This option would include a “delayed-immediate reconstruction” during the mastectomy. Since I am not scheduled to have radiation, they can place a “balloon-like” tissue expander in after they remove my breast tissue. Then starting at two-weeks post-op, they begin inflating the expander incrementally until it is at the correct size. This allows me to avoid the painful re-stretching of skin that can occur when they don’t insert the expander at mastectomy. After my tissue is allowed to heal and my treatment is complete, they will go in and replace the expander with a silicone or saline implant.
After we discussed my reconstruction options, we then discussed topics that no one dreams of talking about with strangers – much less your closest friends – like the shape, size, color, and proportion of my nipples to my overall breast and if I would like to keep my nipples or have them removed. This is something I’ve never thought about and felt wholly unprepared to make a decision on. After being largely uncomfortable with the discussion of my nipples and the pressure to make a decision, the doctor shared, “most women are happier with their reconstruction when they have their nipples removed”. Okay done. Remove them. We then discussed nipple tattoos as an option post-recovery to replace my absent nipples. I don’t have strong feelings either way, but if you’re feeling brave, Google image search “post-mastectomy nipple tattoos”, you’ll be amazed (NSFW).
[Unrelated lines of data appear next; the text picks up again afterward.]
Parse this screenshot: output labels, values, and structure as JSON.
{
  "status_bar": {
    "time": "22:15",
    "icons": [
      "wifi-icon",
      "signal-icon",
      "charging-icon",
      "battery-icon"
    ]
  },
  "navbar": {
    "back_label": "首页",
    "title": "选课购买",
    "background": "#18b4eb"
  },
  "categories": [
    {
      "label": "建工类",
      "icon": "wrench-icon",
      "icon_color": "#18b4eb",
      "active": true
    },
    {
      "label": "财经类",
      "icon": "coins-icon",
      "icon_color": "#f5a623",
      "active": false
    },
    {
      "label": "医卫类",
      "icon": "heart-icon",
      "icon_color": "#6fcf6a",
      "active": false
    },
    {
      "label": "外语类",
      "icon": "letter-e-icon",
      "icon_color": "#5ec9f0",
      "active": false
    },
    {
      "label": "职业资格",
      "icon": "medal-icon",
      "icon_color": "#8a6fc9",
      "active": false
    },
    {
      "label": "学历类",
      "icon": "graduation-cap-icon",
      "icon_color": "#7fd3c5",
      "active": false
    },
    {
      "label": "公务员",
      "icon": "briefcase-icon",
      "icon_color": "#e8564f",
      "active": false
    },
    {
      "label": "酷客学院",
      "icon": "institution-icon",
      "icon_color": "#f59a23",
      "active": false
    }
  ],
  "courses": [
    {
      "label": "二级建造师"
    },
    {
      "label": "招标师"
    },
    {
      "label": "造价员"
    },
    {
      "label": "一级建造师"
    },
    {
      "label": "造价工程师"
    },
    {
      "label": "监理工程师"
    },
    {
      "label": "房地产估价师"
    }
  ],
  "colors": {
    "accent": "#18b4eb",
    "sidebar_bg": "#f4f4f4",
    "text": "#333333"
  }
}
Then we talked about my breast size. In my discomfort, I said, “well my husband would like them to be bigger,” to which he chuckled. As it turns out, however, you really can’t go bigger and you really can’t go smaller (except maybe a 1/2 size). Okay cool. As they are. Fine.
As the conversation went on, it became clear to me why he took the pictures and measurements, and I slowly felt at ease. It was clear he was a professional and his ultimate goal was to make something that is pretty traumatic for most women, as easy as possible. That his ultimate goal was to get you as close to “original” as possible.
As I left, I felt a sense of calm about the reconstruction process; still totally mortified, but calm with a sense of humor about the whole thing. I know the mastectomy and reconstruction is a long road and its absolutely no cake walk, but I have a sense of what the process will be like and I honestly appreciate the level of choice and control I have in the matter. I get to order up the boobs I want, nipples and all. If that’s the positive of getting breast cancer, I’ll take it.
As I got into my car, I chuckled to myself about the whole thing, and smiled as I remembered my mantra: “All JOY.” (and then promptly group called my girlfriends to tell them all about what. just. happened.)